=== SUPPLIED MATERIAL ===

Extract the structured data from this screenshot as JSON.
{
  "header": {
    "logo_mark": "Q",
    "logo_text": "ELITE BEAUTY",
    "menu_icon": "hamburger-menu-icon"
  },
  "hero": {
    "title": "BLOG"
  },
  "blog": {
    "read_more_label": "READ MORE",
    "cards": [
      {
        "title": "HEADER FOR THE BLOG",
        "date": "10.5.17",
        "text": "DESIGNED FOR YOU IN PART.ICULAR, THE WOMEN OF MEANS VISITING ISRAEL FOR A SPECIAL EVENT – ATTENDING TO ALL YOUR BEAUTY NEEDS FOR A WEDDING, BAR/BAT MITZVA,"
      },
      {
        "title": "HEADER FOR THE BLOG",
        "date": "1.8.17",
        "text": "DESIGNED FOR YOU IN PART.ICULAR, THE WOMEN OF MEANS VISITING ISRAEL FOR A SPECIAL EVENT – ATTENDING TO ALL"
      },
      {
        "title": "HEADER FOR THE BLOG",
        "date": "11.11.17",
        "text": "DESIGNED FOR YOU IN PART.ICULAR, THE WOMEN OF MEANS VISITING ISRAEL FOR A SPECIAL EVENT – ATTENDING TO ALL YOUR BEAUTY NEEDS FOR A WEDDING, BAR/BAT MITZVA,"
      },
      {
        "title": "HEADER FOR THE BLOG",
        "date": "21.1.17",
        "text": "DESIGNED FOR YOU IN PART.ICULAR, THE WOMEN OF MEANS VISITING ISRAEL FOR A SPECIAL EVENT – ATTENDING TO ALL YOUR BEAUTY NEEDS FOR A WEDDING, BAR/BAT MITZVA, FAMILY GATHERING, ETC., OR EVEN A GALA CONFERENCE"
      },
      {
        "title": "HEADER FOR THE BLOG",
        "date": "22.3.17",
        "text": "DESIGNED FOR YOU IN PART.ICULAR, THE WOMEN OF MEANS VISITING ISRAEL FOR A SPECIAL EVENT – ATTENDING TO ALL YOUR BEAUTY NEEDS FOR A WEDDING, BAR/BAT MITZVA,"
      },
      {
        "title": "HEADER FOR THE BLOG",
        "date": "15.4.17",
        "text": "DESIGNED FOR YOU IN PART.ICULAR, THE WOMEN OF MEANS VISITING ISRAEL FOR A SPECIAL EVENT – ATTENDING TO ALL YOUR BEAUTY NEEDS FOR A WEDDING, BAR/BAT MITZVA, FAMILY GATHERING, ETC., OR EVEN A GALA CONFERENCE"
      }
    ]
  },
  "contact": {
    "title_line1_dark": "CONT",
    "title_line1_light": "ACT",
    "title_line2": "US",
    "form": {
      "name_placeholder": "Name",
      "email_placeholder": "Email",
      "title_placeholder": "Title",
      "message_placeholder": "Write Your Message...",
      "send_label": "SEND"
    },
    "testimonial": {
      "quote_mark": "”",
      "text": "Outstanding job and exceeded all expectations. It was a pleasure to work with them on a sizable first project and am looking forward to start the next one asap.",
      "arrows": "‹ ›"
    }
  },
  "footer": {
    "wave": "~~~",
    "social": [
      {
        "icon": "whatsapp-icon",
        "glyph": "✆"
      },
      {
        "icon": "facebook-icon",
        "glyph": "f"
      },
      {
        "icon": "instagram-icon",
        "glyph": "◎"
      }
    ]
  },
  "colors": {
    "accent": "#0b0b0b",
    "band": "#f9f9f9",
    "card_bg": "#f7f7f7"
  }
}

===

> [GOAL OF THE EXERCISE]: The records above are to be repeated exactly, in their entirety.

> [RESULT FOR THIS TASK]:
Extract the structured data from this screenshot as JSON.
{
  "header": {
    "logo_mark": "Q",
    "logo_text": "ELITE BEAUTY",
    "menu_icon": "hamburger-menu-icon"
  },
  "hero": {
    "title": "BLOG"
  },
  "blog": {
    "read_more_label": "READ MORE",
    "cards": [
      {
        "title": "HEADER FOR THE BLOG",
        "date": "10.5.17",
        "text": "DESIGNED FOR YOU IN PART.ICULAR, THE WOMEN OF MEANS VISITING ISRAEL FOR A SPECIAL EVENT – ATTENDING TO ALL YOUR BEAUTY NEEDS FOR A WEDDING, BAR/BAT MITZVA,"
      },
      {
        "title": "HEADER FOR THE BLOG",
        "date": "1.8.17",
        "text": "DESIGNED FOR YOU IN PART.ICULAR, THE WOMEN OF MEANS VISITING ISRAEL FOR A SPECIAL EVENT – ATTENDING TO ALL"
      },
      {
        "title": "HEADER FOR THE BLOG",
        "date": "11.11.17",
        "text": "DESIGNED FOR YOU IN PART.ICULAR, THE WOMEN OF MEANS VISITING ISRAEL FOR A SPECIAL EVENT – ATTENDING TO ALL YOUR BEAUTY NEEDS FOR A WEDDING, BAR/BAT MITZVA,"
      },
      {
        "title": "HEADER FOR THE BLOG",
        "date": "21.1.17",
        "text": "DESIGNED FOR YOU IN PART.ICULAR, THE WOMEN OF MEANS VISITING ISRAEL FOR A SPECIAL EVENT – ATTENDING TO ALL YOUR BEAUTY NEEDS FOR A WEDDING, BAR/BAT MITZVA, FAMILY GATHERING, ETC., OR EVEN A GALA CONFERENCE"
      },
      {
        "title": "HEADER FOR THE BLOG",
        "date": "22.3.17",
        "text": "DESIGNED FOR YOU IN PART.ICULAR, THE WOMEN OF MEANS VISITING ISRAEL FOR A SPECIAL EVENT – ATTENDING TO ALL YOUR BEAUTY NEEDS FOR A WEDDING, BAR/BAT MITZVA,"
      },
      {
        "title": "HEADER FOR THE BLOG",
        "date": "15.4.17",
        "text": "DESIGNED FOR YOU IN PART.ICULAR, THE WOMEN OF MEANS VISITING ISRAEL FOR A SPECIAL EVENT – ATTENDING TO ALL YOUR BEAUTY NEEDS FOR A WEDDING, BAR/BAT MITZVA, FAMILY GATHERING, ETC., OR EVEN A GALA CONFERENCE"
      }
    ]
  },
  "contact": {
    "title_line1_dark": "CONT",
    "title_line1_light": "ACT",
    "title_line2": "US",
    "form": {
      "name_placeholder": "Name",
      "email_placeholder": "Email",
      "title_placeholder": "Title",
      "message_placeholder": "Write Your Message...",
      "send_label": "SEND"
    },
    "testimonial": {
      "quote_mark": "”",
      "text": "Outstanding job and exceeded all expectations. It was a pleasure to work with them on a sizable first project and am looking forward to start the next one asap.",
      "arrows": "‹ ›"
    }
  },
  "footer": {
    "wave": "~~~",
    "social": [
      {
        "icon": "whatsapp-icon",
        "glyph": "✆"
      },
      {
        "icon": "facebook-icon",
        "glyph": "f"
      },
      {
        "icon": "instagram-icon",
        "glyph": "◎"
      }
    ]
  },
  "colors": {
    "accent": "#0b0b0b",
    "band": "#f9f9f9",
    "card_bg": "#f7f7f7"
  }
}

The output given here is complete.